Because of what happened in the Garden of Eden, we are all born owing a debt of sin that we are incapable of repaying. That is why our Creator paid it for us. He did this, when he died on the cross and then rose from the dead. But, if after we are born again, having received forgiveness from God, we refuse to ask forgiveness of others for trespassing against them, or to forgive them for their indebtedness to us, Jesus said, in Matthew 18, that we are in deep trouble.
Even secular mental health programs, particularly addiction recovery programs, involve both forgiveness and asking others for forgiveness when we have harmed then, and making restitution where possible. This biblical concept is acknowledged even among unbelievers, as a vital part of living emotionally healthy lives.
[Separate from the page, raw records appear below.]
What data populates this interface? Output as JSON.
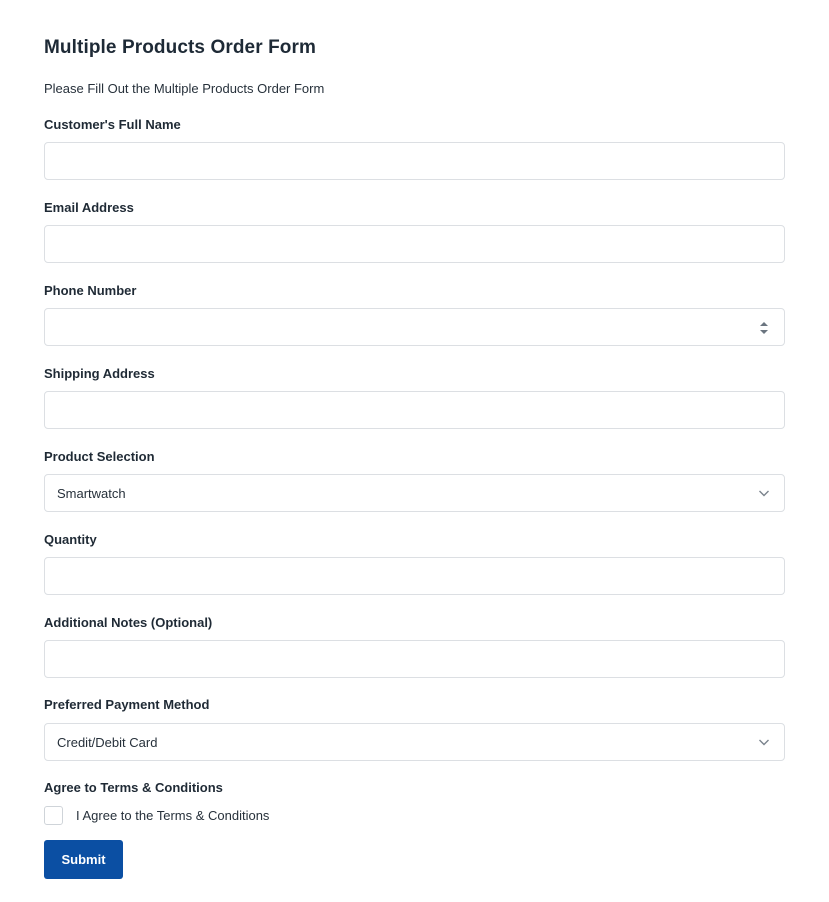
{
  "form": {
    "title": "Multiple Products Order Form",
    "description": "Please Fill Out the Multiple Products Order Form",
    "fields": {
      "full_name": {
        "label": "Customer's Full Name",
        "value": "",
        "placeholder": ""
      },
      "email": {
        "label": "Email Address",
        "value": "",
        "placeholder": ""
      },
      "phone": {
        "label": "Phone Number",
        "value": "",
        "placeholder": ""
      },
      "address": {
        "label": "Shipping Address",
        "value": "",
        "placeholder": ""
      },
      "product": {
        "label": "Product Selection",
        "selected": "Smartwatch"
      },
      "quantity": {
        "label": "Quantity",
        "value": "",
        "placeholder": ""
      },
      "notes": {
        "label": "Additional Notes (Optional)",
        "value": "",
        "placeholder": ""
      },
      "payment": {
        "label": "Preferred Payment Method",
        "selected": "Credit/Debit Card"
      },
      "terms": {
        "label": "Agree to Terms & Conditions",
        "checkbox_label": "I Agree to the Terms & Conditions",
        "checked": false
      }
    },
    "submit_label": "Submit"
  },
  "icons": {
    "select_arrow": "chevron-down-icon",
    "number_spinner": "spinner-arrows-icon"
  },
  "colors": {
    "primary": "#0b4fa3",
    "border": "#dcdfe3",
    "text": "#1f2a35"
  }
}
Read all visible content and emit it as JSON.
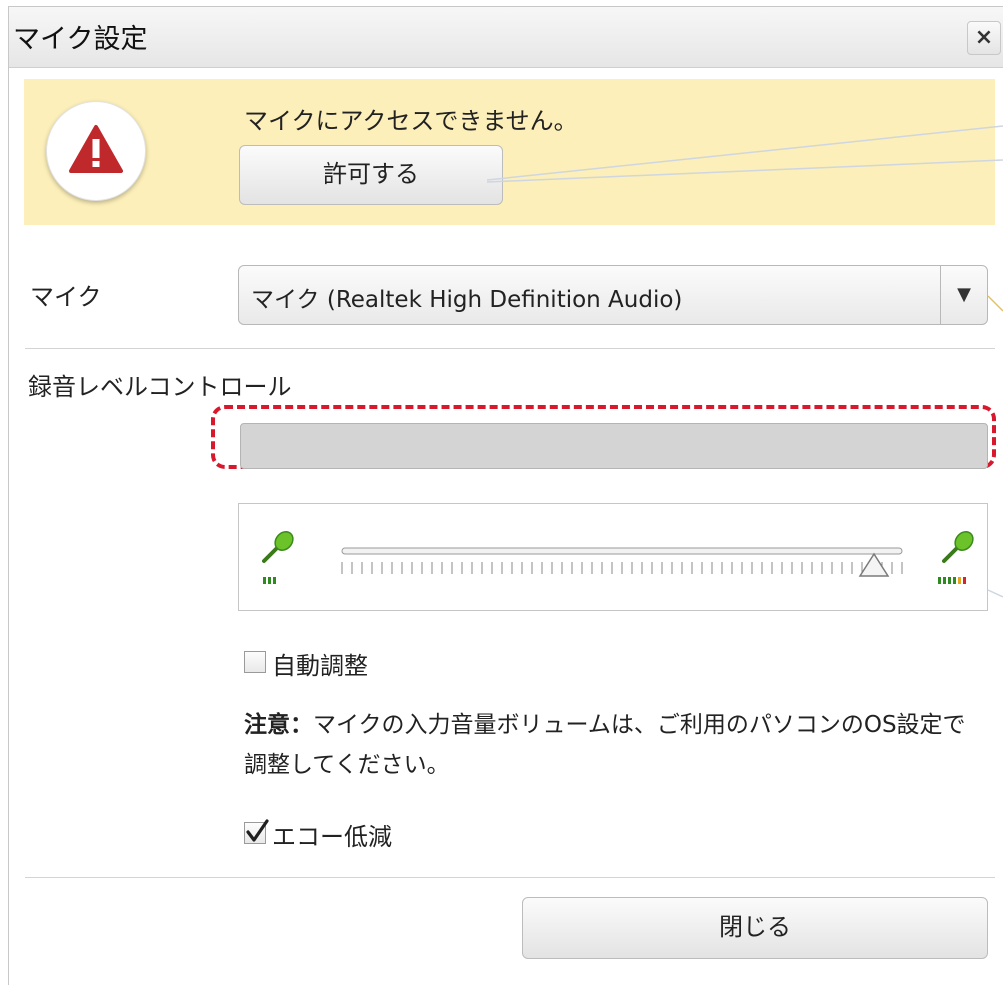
{
  "dialog": {
    "title": "マイク設定",
    "close_icon": "×"
  },
  "warning": {
    "icon": "warning-triangle-icon",
    "message": "マイクにアクセスできません。",
    "allow_button": "許可する",
    "background_color": "#fcefb9",
    "icon_color": "#c0292c"
  },
  "mic": {
    "label": "マイク",
    "selected_device": "マイク (Realtek High Definition Audio)",
    "dropdown_icon": "▼"
  },
  "recording": {
    "label": "録音レベルコントロール",
    "highlight_color": "#d8182d",
    "slider_level": 0.95
  },
  "auto_adjust": {
    "label": "自動調整",
    "checked": false
  },
  "note": {
    "prefix": "注意：",
    "text": "マイクの入力音量ボリュームは、ご利用のパソコンのOS設定で調整してください。"
  },
  "echo_reduction": {
    "label": "エコー低減",
    "checked": true,
    "check_mark": "✓"
  },
  "footer": {
    "close_button": "閉じる"
  }
}
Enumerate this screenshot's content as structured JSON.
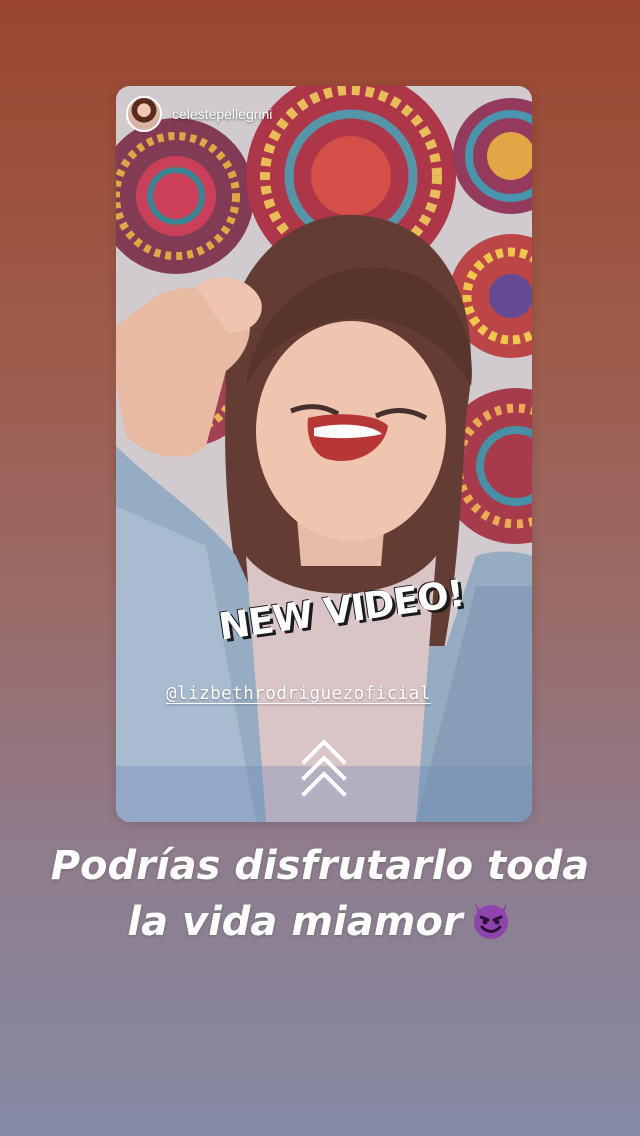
{
  "story": {
    "author": "celestepellegrini",
    "sticker_text": "NEW VIDEO!",
    "mention": "@lizbethrodriguezoficial",
    "caption_line1": "Podrías disfrutarlo toda",
    "caption_line2": "la vida miamor",
    "caption_emoji": "smiling-devil-emoji",
    "swipe_icon": "swipe-up-chevrons-icon"
  },
  "colors": {
    "background_top": "#9a4630",
    "background_bottom": "#858aa3",
    "text": "#ffffff",
    "emoji": "#8e44ad"
  }
}
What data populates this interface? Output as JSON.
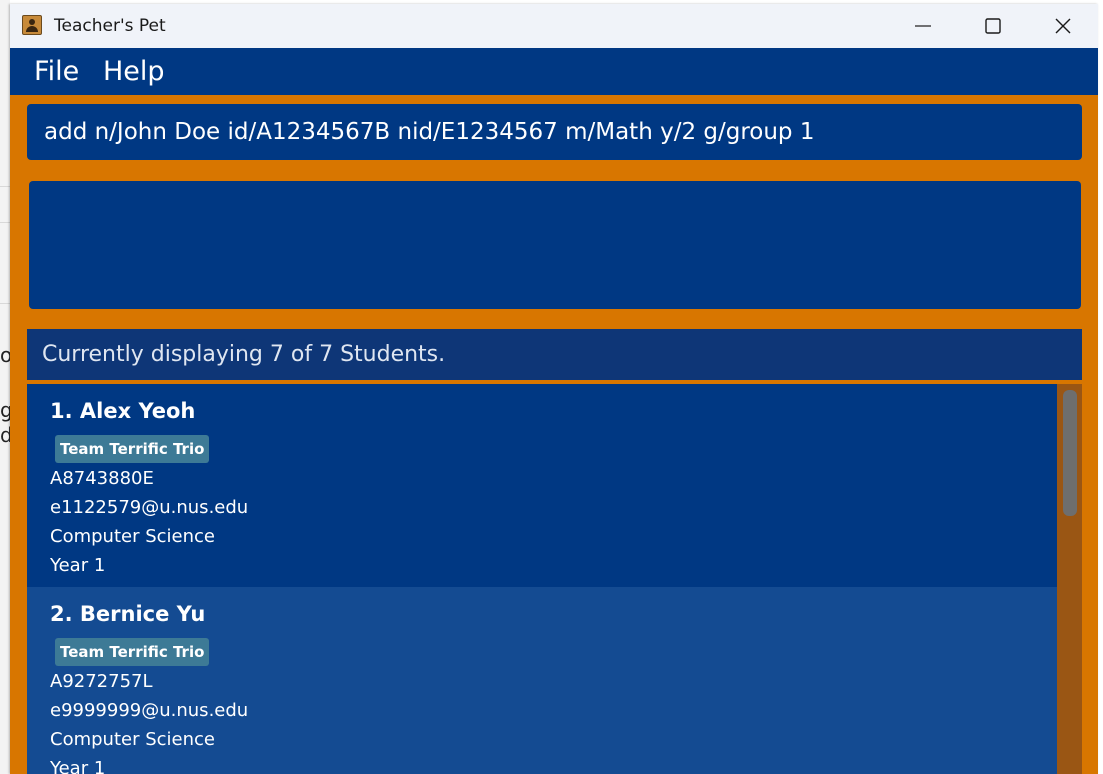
{
  "window": {
    "title": "Teacher's Pet"
  },
  "menu": {
    "items": [
      {
        "label": "File"
      },
      {
        "label": "Help"
      }
    ]
  },
  "command": {
    "value": "add n/John Doe id/A1234567B nid/E1234567 m/Math y/2 g/group 1"
  },
  "result": {
    "text": ""
  },
  "student_list": {
    "header": "Currently displaying 7 of 7 Students.",
    "students": [
      {
        "name": "1. Alex Yeoh",
        "group": "Team Terrific Trio",
        "id": "A8743880E",
        "email": "e1122579@u.nus.edu",
        "major": "Computer Science",
        "year": "Year 1"
      },
      {
        "name": "2. Bernice Yu",
        "group": "Team Terrific Trio",
        "id": "A9272757L",
        "email": "e9999999@u.nus.edu",
        "major": "Computer Science",
        "year": "Year 1"
      }
    ]
  },
  "background_window": {
    "glyphs": [
      "o",
      "g",
      "d"
    ]
  },
  "colors": {
    "frame_orange": "#d87600",
    "panel_blue": "#003883",
    "header_blue": "#0e3677",
    "card_selected": "#003883",
    "card_alt": "#144b92",
    "tag_teal": "#3d7a96",
    "titlebar": "#f0f3f9"
  },
  "icons": {
    "app": "teacher-contact-icon",
    "minimize": "minimize-icon",
    "maximize": "maximize-icon",
    "close": "close-icon"
  }
}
But there’s more. Unpaid debt always takes a toll, not the least of which erodes the credibility of those in default. And the toll of unpaid sin-debt is progressive, when allowed to run its course. The unpaid debt of unforgiveness, and refusal to turn from known sin, is no different. Sin is a greedy thief, that robs us in many areas of our lives and can ultimately steal our very souls (see James 1:12-16 and Hebrews 6 & Hebrews 10 for more study on this).
The writer of Proverbs said, “They who cover their sin shall not prosper.” This effects spiritual, emotional, physical, and even financial prosperity. In Third John 1:2, John wrote to Gaius, that he wished above all things that he be in health and prosper even as his soul prospered.
Here we see both the physical and the spiritual referenced. Keeping in mind what it says in Proverbs 30:8-9, we can conclude that John was writing about the impact of our spiritual health on our physical health, as well as on our spiritual and emotional well-being, and temporal prosperity, which includes, among other things, finances.
Sin-debt is real debt. And it undermines every form of prosperity. Jesus said, “Owe no one anything except to love them.” Jesus paid our sin-debt, knowing we would sin again. In doing so, he made it possible for us to live truly debt-free lives on every level.
But remaining debt-free is a continual process of relying on the Holy Spirit for help in living lives that are pleasing to God, asking Heavenly forgiveness for our sins, asking others to forgive us when we sin against them, making restitution where possible, and forgiving those who are indebted to us as well. Forgiving the sin-debt of others, is an absolute prerequisite for receiving forgiveness ourselves.